> [To do]: Your response should be every line of the data, written out exactly.
------------------------------------------------------------
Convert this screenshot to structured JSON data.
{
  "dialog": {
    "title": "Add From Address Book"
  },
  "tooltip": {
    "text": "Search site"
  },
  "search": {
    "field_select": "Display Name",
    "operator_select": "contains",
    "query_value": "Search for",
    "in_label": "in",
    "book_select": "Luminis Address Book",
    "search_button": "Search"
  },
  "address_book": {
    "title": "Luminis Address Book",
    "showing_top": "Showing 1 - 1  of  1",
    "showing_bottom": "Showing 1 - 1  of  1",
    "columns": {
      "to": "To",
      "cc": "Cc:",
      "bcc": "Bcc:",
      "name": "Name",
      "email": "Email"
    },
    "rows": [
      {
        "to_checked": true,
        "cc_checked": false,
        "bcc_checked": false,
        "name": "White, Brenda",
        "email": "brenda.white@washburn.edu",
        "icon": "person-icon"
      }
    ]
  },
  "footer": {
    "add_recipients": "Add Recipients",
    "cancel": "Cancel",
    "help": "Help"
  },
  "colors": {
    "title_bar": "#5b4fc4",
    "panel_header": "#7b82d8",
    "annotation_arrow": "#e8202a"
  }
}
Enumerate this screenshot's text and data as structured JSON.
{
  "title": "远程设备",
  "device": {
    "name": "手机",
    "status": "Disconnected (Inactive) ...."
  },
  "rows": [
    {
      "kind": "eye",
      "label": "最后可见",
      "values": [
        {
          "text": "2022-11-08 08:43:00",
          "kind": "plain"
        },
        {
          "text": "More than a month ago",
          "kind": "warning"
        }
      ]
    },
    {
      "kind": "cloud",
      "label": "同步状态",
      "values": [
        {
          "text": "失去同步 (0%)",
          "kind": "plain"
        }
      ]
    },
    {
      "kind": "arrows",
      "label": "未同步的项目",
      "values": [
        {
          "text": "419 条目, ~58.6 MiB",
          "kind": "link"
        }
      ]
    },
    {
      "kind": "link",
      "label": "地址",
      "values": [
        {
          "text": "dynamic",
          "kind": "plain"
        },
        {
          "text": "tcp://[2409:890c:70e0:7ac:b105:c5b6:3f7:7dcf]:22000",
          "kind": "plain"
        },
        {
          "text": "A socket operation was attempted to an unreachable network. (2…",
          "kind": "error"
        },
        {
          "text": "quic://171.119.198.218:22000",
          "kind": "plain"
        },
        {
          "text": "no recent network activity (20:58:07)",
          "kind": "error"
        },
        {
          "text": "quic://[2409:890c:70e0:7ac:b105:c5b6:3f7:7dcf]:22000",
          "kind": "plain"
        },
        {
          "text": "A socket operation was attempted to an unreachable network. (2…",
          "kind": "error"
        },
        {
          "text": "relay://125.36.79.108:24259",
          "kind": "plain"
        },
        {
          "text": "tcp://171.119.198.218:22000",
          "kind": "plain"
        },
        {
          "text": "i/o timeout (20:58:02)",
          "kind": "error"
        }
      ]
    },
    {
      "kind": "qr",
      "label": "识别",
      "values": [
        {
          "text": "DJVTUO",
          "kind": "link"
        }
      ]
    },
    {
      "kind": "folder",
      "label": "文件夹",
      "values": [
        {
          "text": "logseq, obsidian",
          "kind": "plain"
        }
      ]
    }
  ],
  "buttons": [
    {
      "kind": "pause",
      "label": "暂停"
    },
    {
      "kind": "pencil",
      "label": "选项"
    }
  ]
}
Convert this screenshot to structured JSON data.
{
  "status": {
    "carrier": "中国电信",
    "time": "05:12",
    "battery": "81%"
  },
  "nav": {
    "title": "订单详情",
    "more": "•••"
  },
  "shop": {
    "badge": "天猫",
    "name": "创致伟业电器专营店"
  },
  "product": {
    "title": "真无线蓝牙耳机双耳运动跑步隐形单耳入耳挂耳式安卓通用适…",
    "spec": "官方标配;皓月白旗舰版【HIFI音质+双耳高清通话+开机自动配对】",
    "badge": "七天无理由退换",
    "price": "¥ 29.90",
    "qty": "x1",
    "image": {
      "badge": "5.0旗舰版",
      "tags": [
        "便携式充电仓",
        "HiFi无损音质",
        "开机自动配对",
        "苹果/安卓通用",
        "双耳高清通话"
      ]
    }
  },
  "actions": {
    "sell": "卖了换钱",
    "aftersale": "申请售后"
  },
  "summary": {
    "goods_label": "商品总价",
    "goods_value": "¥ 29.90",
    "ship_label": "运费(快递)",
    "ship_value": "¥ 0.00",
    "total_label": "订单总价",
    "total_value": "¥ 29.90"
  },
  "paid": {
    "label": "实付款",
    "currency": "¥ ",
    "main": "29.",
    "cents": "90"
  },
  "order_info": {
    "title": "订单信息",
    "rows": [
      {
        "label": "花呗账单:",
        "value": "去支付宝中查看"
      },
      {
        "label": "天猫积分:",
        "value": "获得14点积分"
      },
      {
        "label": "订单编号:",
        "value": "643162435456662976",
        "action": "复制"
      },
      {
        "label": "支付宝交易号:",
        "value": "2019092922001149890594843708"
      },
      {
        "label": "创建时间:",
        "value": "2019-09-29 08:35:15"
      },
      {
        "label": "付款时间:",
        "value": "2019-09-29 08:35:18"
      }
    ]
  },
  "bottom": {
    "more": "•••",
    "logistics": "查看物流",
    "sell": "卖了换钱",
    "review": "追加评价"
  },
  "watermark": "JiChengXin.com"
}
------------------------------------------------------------
> [Solved exercise]:
Convert this screenshot to structured JSON data.
{
  "dialog": {
    "title": "Add From Address Book"
  },
  "tooltip": {
    "text": "Search site"
  },
  "search": {
    "field_select": "Display Name",
    "operator_select": "contains",
    "query_value": "Search for",
    "in_label": "in",
    "book_select": "Luminis Address Book",
    "search_button": "Search"
  },
  "address_book": {
    "title": "Luminis Address Book",
    "showing_top": "Showing 1 - 1  of  1",
    "showing_bottom": "Showing 1 - 1  of  1",
    "columns": {
      "to": "To",
      "cc": "Cc:",
      "bcc": "Bcc:",
      "name": "Name",
      "email": "Email"
    },
    "rows": [
      {
        "to_checked": true,
        "cc_checked": false,
        "bcc_checked": false,
        "name": "White, Brenda",
        "email": "brenda.white@washburn.edu",
        "icon": "person-icon"
      }
    ]
  },
  "footer": {
    "add_recipients": "Add Recipients",
    "cancel": "Cancel",
    "help": "Help"
  },
  "colors": {
    "title_bar": "#5b4fc4",
    "panel_header": "#7b82d8",
    "annotation_arrow": "#e8202a"
  }
}
Enumerate this screenshot's text and data as structured JSON.
{
  "title": "远程设备",
  "device": {
    "name": "手机",
    "status": "Disconnected (Inactive) ...."
  },
  "rows": [
    {
      "kind": "eye",
      "label": "最后可见",
      "values": [
        {
          "text": "2022-11-08 08:43:00",
          "kind": "plain"
        },
        {
          "text": "More than a month ago",
          "kind": "warning"
        }
      ]
    },
    {
      "kind": "cloud",
      "label": "同步状态",
      "values": [
        {
          "text": "失去同步 (0%)",
          "kind": "plain"
        }
      ]
    },
    {
      "kind": "arrows",
      "label": "未同步的项目",
      "values": [
        {
          "text": "419 条目, ~58.6 MiB",
          "kind": "link"
        }
      ]
    },
    {
      "kind": "link",
      "label": "地址",
      "values": [
        {
          "text": "dynamic",
          "kind": "plain"
        },
        {
          "text": "tcp://[2409:890c:70e0:7ac:b105:c5b6:3f7:7dcf]:22000",
          "kind": "plain"
        },
        {
          "text": "A socket operation was attempted to an unreachable network. (2…",
          "kind": "error"
        },
        {
          "text": "quic://171.119.198.218:22000",
          "kind": "plain"
        },
        {
          "text": "no recent network activity (20:58:07)",
          "kind": "error"
        },
        {
          "text": "quic://[2409:890c:70e0:7ac:b105:c5b6:3f7:7dcf]:22000",
          "kind": "plain"
        },
        {
          "text": "A socket operation was attempted to an unreachable network. (2…",
          "kind": "error"
        },
        {
          "text": "relay://125.36.79.108:24259",
          "kind": "plain"
        },
        {
          "text": "tcp://171.119.198.218:22000",
          "kind": "plain"
        },
        {
          "text": "i/o timeout (20:58:02)",
          "kind": "error"
        }
      ]
    },
    {
      "kind": "qr",
      "label": "识别",
      "values": [
        {
          "text": "DJVTUO",
          "kind": "link"
        }
      ]
    },
    {
      "kind": "folder",
      "label": "文件夹",
      "values": [
        {
          "text": "logseq, obsidian",
          "kind": "plain"
        }
      ]
    }
  ],
  "buttons": [
    {
      "kind": "pause",
      "label": "暂停"
    },
    {
      "kind": "pencil",
      "label": "选项"
    }
  ]
}
Convert this screenshot to structured JSON data.
{
  "status": {
    "carrier": "中国电信",
    "time": "05:12",
    "battery": "81%"
  },
  "nav": {
    "title": "订单详情",
    "more": "•••"
  },
  "shop": {
    "badge": "天猫",
    "name": "创致伟业电器专营店"
  },
  "product": {
    "title": "真无线蓝牙耳机双耳运动跑步隐形单耳入耳挂耳式安卓通用适…",
    "spec": "官方标配;皓月白旗舰版【HIFI音质+双耳高清通话+开机自动配对】",
    "badge": "七天无理由退换",
    "price": "¥ 29.90",
    "qty": "x1",
    "image": {
      "badge": "5.0旗舰版",
      "tags": [
        "便携式充电仓",
        "HiFi无损音质",
        "开机自动配对",
        "苹果/安卓通用",
        "双耳高清通话"
      ]
    }
  },
  "actions": {
    "sell": "卖了换钱",
    "aftersale": "申请售后"
  },
  "summary": {
    "goods_label": "商品总价",
    "goods_value": "¥ 29.90",
    "ship_label": "运费(快递)",
    "ship_value": "¥ 0.00",
    "total_label": "订单总价",
    "total_value": "¥ 29.90"
  },
  "paid": {
    "label": "实付款",
    "currency": "¥ ",
    "main": "29.",
    "cents": "90"
  },
  "order_info": {
    "title": "订单信息",
    "rows": [
      {
        "label": "花呗账单:",
        "value": "去支付宝中查看"
      },
      {
        "label": "天猫积分:",
        "value": "获得14点积分"
      },
      {
        "label": "订单编号:",
        "value": "643162435456662976",
        "action": "复制"
      },
      {
        "label": "支付宝交易号:",
        "value": "2019092922001149890594843708"
      },
      {
        "label": "创建时间:",
        "value": "2019-09-29 08:35:15"
      },
      {
        "label": "付款时间:",
        "value": "2019-09-29 08:35:18"
      }
    ]
  },
  "bottom": {
    "more": "•••",
    "logistics": "查看物流",
    "sell": "卖了换钱",
    "review": "追加评价"
  },
  "watermark": "JiChengXin.com"
}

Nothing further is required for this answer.